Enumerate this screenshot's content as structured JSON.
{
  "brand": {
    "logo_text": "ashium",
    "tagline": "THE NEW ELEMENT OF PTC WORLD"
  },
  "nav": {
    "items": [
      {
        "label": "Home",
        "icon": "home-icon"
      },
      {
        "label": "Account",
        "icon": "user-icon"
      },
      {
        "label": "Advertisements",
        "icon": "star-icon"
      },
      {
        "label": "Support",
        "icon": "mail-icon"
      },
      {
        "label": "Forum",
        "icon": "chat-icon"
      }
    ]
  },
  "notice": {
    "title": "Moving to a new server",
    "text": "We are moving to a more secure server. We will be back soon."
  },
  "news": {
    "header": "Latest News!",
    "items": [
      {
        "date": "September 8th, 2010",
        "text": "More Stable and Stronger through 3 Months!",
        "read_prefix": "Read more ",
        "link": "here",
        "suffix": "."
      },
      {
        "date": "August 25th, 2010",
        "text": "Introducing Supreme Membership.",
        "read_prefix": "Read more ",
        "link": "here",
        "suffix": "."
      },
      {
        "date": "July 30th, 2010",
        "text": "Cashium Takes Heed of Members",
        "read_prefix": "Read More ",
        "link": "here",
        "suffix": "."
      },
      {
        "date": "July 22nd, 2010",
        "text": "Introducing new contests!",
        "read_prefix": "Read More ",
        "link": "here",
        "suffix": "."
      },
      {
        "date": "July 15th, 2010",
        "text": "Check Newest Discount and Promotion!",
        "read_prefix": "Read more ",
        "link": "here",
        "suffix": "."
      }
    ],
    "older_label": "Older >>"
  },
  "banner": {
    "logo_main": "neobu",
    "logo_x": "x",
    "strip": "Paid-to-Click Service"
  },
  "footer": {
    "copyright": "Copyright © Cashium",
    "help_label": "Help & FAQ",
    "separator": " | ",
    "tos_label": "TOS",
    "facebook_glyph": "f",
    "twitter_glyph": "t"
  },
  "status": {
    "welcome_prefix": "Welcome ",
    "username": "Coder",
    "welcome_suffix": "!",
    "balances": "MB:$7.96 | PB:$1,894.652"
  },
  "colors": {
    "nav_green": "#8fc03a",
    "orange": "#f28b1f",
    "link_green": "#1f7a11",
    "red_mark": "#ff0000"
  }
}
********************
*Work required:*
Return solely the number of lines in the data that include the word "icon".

*Response below:*
5